• [WHAT IS REQUIRED]
Extract every line from the records below that contains the word "поилка".

• [DATA IN THIS EXERCISE]
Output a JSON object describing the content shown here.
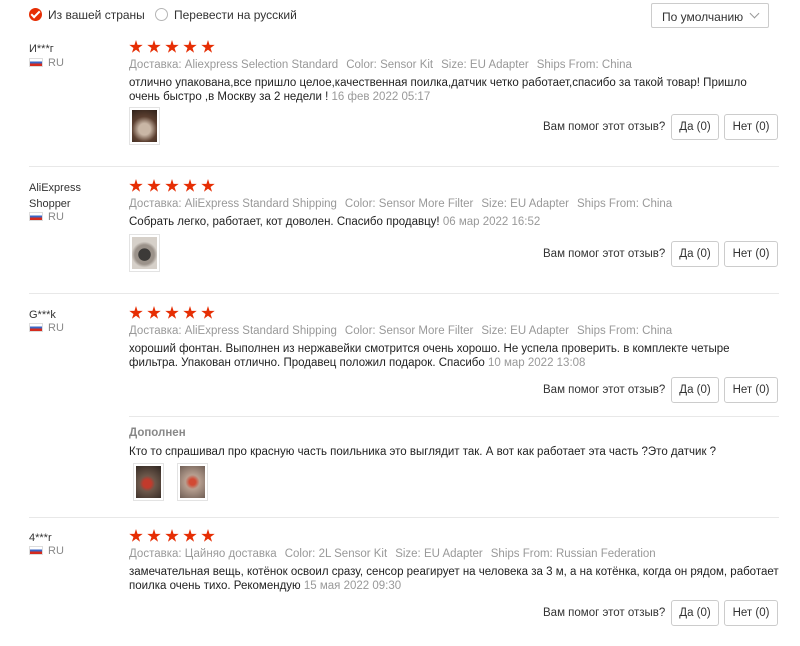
{
  "filters": {
    "from_country": "Из вашей страны",
    "translate": "Перевести на русский",
    "sort": "По умолчанию"
  },
  "labels": {
    "helpful": "Вам помог этот отзыв?",
    "yes": "Да (0)",
    "no": "Нет (0)",
    "added": "Дополнен"
  },
  "reviews": [
    {
      "user": "И***г",
      "country": "RU",
      "rating": 5,
      "shipping": "Доставка: Aliexpress Selection Standard",
      "color": "Color: Sensor Kit",
      "size": "Size: EU Adapter",
      "ships_from": "Ships From: China",
      "text": "отлично упакована,все пришло целое,качественная поилка,датчик четко работает,спасибо за такой товар! Пришло очень быстро ,в Москву за 2 недели !",
      "date": "16 фев 2022 05:17"
    },
    {
      "user": "AliExpress Shopper",
      "country": "RU",
      "rating": 5,
      "shipping": "Доставка: AliExpress Standard Shipping",
      "color": "Color: Sensor More Filter",
      "size": "Size: EU Adapter",
      "ships_from": "Ships From: China",
      "text": "Собрать легко, работает, кот доволен. Спасибо продавцу!",
      "date": "06 мар 2022 16:52"
    },
    {
      "user": "G***k",
      "country": "RU",
      "rating": 5,
      "shipping": "Доставка: AliExpress Standard Shipping",
      "color": "Color: Sensor More Filter",
      "size": "Size: EU Adapter",
      "ships_from": "Ships From: China",
      "text": "хороший фонтан. Выполнен из нержавейки смотрится очень хорошо. Не успела проверить. в комплекте четыре фильтра. Упакован отлично. Продавец положил подарок. Спасибо",
      "date": "10 мар 2022 13:08",
      "addition": "Кто то спрашивал про красную часть поильника это выглядит так. А вот как работает эта часть ?Это датчик ?"
    },
    {
      "user": "4***r",
      "country": "RU",
      "rating": 5,
      "shipping": "Доставка: Цайняо доставка",
      "color": "Color: 2L Sensor Kit",
      "size": "Size: EU Adapter",
      "ships_from": "Ships From: Russian Federation",
      "text": "замечательная вещь, котёнок освоил сразу, сенсор реагирует на человека за 3 м, а на котёнка, когда он рядом, работает поилка очень тихо. Рекомендую",
      "date": "15 мая 2022 09:30"
    }
  ],
  "colors": {
    "accent": "#e62e04",
    "muted": "#999999",
    "border": "#cccccc"
  },
  "icons": [
    "checkbox-checked-icon",
    "checkbox-empty-icon",
    "chevron-down-icon",
    "star-icon",
    "flag-ru-icon"
  ]
}
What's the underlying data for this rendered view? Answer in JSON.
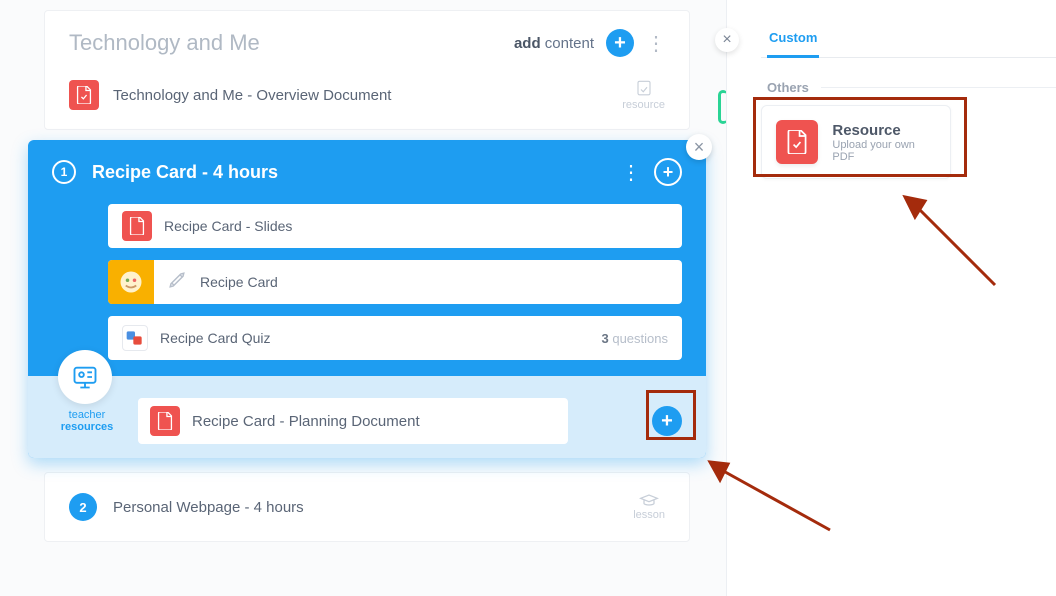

• [COMPLETED TASK]
      "text": "отлично упакована,все пришло целое,качественная поилка,датчик четко работает,спасибо за такой товар! Пришло очень быстро ,в Москву за 2 недели !",
      "text": "замечательная вещь, котёнок освоил сразу, сенсор реагирует на человека за 3 м, а на котёнка, когда он рядом, работает поилка очень тихо. Рекомендую",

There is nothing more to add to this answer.